Friday, 7 September 2012

Camino del Norte: Santander to Oviedo

Industrial area out of Santander
Before leaving Santander I wanted to go shopping - and ran into the usual problem. All shops were closed because of a local fiesta. The same had already happened in San Sebastian, Bilbao and now Santander. There seem to be a lot of fiestas in Spain... Hiking a whole day through ugly suburbs and industrial areas if another common problem on the Camino and of course hiking out of Santander was not much different. I am getting rather annoyed of this. To make things worse I had to follow the coastal motorway a lot of times which complicated camping. You do not want to camp next to a major highway and therefore I had to plan well ahead to end the day in an area that was forested or at least and away from the motorway. Not an easy task.

The motorway is not even finished yet and construction works are even disrupting the trail in places. It was heartbreaking to see that some of the few remaining unspoilt coastal are going to be destroyed by the motorway. Also generally speaking I get the impression that Spanish people are not very environmentally oriented. Urban sprawl is everywhere and there does not seem to be much planning behind it. New apartment buildings are erected along the coast line and there is nothing picturesque about them. Wild garbage dumps are everywhere. And the pilgrims are no better: every side trail is littered with toilet paper. "Pack it out" seems to be unheard of...

Horreo or storage space
Still camping was a bit better in this stretch a it was a bit more rural - if you can get away from the dreaded motorway. I made two more attempts with pilgrims' hostels. The first one was rather unintended. I was hiking through the little village of Serdio when I was spotted by the hospitalera. She immediately introduced herself and before I could say that I did not want to stay at the hostel I was dragged into the local bar, given a stamp into my credencial and asked for a donation of 5 Eur. As it was already late in the day and camping was allowed at the hostel I decided to stay there in my tent. It turned out to be a good decision as I met a Spanish pilgrim with whom I ended up discussing the fascination of pilgrimages till midnight.

Hostel in Serdio
My second stay in a pilgrims' hostel on the other hand turned me off them. It was a day when I either had to camp early or hike into the dark to find a campsite. Or stay at the hostel in Vega de Sariego. I decided to give the hostel a try. There were 3 rooms and as holiday season was already over I was hoping for a room for myself or with few other pilgrims. There was only a Danish couple in my room but the husband turned out to be a hardcore snorer. He was snoring so loudly that I decided I was better off sleeping on the roof terrace. What I had not realised was the fog. I slept much better on the terrace but I woke up with a soaking wet quilt due to the heavy fog. I decided that those hostels are not for me. If I ever use a hostel again I will camp there. Those dormitories are too much for me. The only positive experience had been to meet a Japanese pilgrim who was thoroughly impressed by my meagre knowledge of the Japanese language and my enthusiasm for his country.

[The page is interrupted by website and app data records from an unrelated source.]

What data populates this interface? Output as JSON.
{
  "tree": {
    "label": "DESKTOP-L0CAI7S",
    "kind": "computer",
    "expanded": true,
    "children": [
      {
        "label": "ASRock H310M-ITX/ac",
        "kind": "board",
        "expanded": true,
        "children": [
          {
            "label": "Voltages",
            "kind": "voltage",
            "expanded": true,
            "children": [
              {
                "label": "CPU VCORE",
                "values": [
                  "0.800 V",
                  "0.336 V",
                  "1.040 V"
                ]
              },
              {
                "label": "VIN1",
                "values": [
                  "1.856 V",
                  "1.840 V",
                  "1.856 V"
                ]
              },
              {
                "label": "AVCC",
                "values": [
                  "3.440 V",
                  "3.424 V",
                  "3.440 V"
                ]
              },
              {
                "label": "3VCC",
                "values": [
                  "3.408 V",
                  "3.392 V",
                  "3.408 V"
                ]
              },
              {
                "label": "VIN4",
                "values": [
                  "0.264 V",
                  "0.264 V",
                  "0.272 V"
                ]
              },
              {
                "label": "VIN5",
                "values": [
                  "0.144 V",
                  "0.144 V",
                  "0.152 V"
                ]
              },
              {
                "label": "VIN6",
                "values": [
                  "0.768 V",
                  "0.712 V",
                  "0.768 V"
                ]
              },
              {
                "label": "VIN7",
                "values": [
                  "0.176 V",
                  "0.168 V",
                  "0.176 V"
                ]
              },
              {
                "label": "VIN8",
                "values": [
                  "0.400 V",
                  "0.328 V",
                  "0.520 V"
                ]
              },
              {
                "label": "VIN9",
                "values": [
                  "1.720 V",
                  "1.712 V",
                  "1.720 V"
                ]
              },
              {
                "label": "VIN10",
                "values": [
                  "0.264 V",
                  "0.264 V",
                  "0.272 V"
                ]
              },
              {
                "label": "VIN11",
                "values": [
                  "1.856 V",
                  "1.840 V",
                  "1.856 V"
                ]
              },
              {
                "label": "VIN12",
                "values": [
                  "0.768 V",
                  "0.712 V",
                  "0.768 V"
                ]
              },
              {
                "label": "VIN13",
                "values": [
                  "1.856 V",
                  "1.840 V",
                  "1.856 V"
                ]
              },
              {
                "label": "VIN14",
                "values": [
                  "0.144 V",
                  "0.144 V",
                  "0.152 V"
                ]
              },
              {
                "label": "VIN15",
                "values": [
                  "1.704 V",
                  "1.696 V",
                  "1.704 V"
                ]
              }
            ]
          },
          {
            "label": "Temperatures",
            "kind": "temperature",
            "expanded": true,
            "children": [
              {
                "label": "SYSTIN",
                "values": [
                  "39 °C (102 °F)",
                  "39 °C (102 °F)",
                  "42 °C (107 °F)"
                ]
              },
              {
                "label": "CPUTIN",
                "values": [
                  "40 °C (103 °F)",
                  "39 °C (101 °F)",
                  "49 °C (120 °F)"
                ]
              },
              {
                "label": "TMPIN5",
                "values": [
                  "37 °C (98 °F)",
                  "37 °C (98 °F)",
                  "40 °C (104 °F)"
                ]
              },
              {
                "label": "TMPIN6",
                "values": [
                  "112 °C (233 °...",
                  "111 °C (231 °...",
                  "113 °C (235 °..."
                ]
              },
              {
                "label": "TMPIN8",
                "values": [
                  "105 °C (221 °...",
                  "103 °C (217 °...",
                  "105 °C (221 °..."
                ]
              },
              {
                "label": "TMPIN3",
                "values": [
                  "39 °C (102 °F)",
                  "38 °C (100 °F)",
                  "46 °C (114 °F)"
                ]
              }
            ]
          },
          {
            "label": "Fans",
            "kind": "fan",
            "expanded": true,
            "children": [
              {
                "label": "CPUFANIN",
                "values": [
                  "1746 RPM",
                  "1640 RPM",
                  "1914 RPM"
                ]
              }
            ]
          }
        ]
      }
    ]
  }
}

Coastal motorway
Next day I hiked into Oviedo - another slog through suburbs and along major highways. I am getting tired of the Camino del Norte and hope that things will improve now on the Camino Primitivo. In Oviedo I treated myself with a real full rest day. Two nights in a single room will hopefully restore my good mood. And again I was lucky finding a cheap and quiet pension in the town centre where I am happily enjoying lying in my bed and not doing anything except eating in an AYCE buffet. I have two more weeks left on this trip and I must admit that I am getting a bit tired. The Camino del Norte has been the worst bit of hiking on this trip and had made it difficult to stay motivated.


Anonymous said...

Ich hatte mich von Anfang an gewundert, warum du ausgerechnet den Norte ausgesucht hast. Abwechselnd Gewerbe und Massentourismus - nicht sehr anregend.

Du hättest die Picos einbeziehen sollen. Das ist ein wahres Wanderer-Traumland.

Aber der Primitivo passt vielleicht besser. Ich bin gespannt.

Grüße Enja

Sometimes She Travels said...

So glad to read this. I walked 10.5 days on the Norte and couldn't believe the amount of asphalt, freeway noise, and slugs through suburbs and subdivision. Everyone else I met, however, had the talent of being able to overlook those things and enjoy the natural beauty anyway. Despairing, two days ago I caught a bus from Laredo to Oviedo where I went back and forth for two days about whether or not to do the Primitivo.

Just finished stage 2 of it and changed my ticket to go home early. I'm going to look now for your posts about the Primitivo. Thanks for sharing.